* **WHAT YOU ARE ASKED TO DO**: Retyping the data exactly is the task. Include every line.

Content starts

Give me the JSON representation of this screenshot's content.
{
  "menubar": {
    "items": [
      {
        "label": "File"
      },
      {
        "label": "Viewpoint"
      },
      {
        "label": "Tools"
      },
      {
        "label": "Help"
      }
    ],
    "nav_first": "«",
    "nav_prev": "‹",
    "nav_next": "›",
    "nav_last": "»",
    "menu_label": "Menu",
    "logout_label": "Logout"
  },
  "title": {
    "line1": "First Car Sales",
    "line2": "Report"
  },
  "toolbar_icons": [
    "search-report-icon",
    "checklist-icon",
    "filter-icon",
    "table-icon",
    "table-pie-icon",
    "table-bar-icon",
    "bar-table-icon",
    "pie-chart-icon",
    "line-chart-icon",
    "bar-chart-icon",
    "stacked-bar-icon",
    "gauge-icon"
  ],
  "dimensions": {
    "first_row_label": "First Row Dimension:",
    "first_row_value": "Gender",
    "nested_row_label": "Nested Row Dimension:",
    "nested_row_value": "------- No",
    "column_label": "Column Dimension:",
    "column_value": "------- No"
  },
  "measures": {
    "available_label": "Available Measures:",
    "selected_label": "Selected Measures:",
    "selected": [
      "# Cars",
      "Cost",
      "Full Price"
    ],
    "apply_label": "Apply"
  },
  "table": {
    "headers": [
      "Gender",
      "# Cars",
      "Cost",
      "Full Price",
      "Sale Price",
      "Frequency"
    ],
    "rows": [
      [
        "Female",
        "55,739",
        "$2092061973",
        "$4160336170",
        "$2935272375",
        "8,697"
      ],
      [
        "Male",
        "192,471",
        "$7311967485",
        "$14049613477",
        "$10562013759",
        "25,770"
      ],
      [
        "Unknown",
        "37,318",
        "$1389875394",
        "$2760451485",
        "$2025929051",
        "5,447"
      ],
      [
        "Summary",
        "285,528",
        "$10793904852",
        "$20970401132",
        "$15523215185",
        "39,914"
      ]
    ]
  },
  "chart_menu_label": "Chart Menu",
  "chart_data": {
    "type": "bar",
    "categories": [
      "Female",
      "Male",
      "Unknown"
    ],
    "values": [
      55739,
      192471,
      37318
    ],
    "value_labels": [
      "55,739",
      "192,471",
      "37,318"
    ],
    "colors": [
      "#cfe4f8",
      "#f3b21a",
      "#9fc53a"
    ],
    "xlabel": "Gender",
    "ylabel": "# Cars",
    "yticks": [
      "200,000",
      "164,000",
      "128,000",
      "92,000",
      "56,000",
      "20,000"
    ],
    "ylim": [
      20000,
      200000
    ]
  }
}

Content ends

* **SOLUTION**:
Give me the JSON representation of this screenshot's content.
{
  "menubar": {
    "items": [
      {
        "label": "File"
      },
      {
        "label": "Viewpoint"
      },
      {
        "label": "Tools"
      },
      {
        "label": "Help"
      }
    ],
    "nav_first": "«",
    "nav_prev": "‹",
    "nav_next": "›",
    "nav_last": "»",
    "menu_label": "Menu",
    "logout_label": "Logout"
  },
  "title": {
    "line1": "First Car Sales",
    "line2": "Report"
  },
  "toolbar_icons": [
    "search-report-icon",
    "checklist-icon",
    "filter-icon",
    "table-icon",
    "table-pie-icon",
    "table-bar-icon",
    "bar-table-icon",
    "pie-chart-icon",
    "line-chart-icon",
    "bar-chart-icon",
    "stacked-bar-icon",
    "gauge-icon"
  ],
  "dimensions": {
    "first_row_label": "First Row Dimension:",
    "first_row_value": "Gender",
    "nested_row_label": "Nested Row Dimension:",
    "nested_row_value": "------- No",
    "column_label": "Column Dimension:",
    "column_value": "------- No"
  },
  "measures": {
    "available_label": "Available Measures:",
    "selected_label": "Selected Measures:",
    "selected": [
      "# Cars",
      "Cost",
      "Full Price"
    ],
    "apply_label": "Apply"
  },
  "table": {
    "headers": [
      "Gender",
      "# Cars",
      "Cost",
      "Full Price",
      "Sale Price",
      "Frequency"
    ],
    "rows": [
      [
        "Female",
        "55,739",
        "$2092061973",
        "$4160336170",
        "$2935272375",
        "8,697"
      ],
      [
        "Male",
        "192,471",
        "$7311967485",
        "$14049613477",
        "$10562013759",
        "25,770"
      ],
      [
        "Unknown",
        "37,318",
        "$1389875394",
        "$2760451485",
        "$2025929051",
        "5,447"
      ],
      [
        "Summary",
        "285,528",
        "$10793904852",
        "$20970401132",
        "$15523215185",
        "39,914"
      ]
    ]
  },
  "chart_menu_label": "Chart Menu",
  "chart_data": {
    "type": "bar",
    "categories": [
      "Female",
      "Male",
      "Unknown"
    ],
    "values": [
      55739,
      192471,
      37318
    ],
    "value_labels": [
      "55,739",
      "192,471",
      "37,318"
    ],
    "colors": [
      "#cfe4f8",
      "#f3b21a",
      "#9fc53a"
    ],
    "xlabel": "Gender",
    "ylabel": "# Cars",
    "yticks": [
      "200,000",
      "164,000",
      "128,000",
      "92,000",
      "56,000",
      "20,000"
    ],
    "ylim": [
      20000,
      200000
    ]
  }
}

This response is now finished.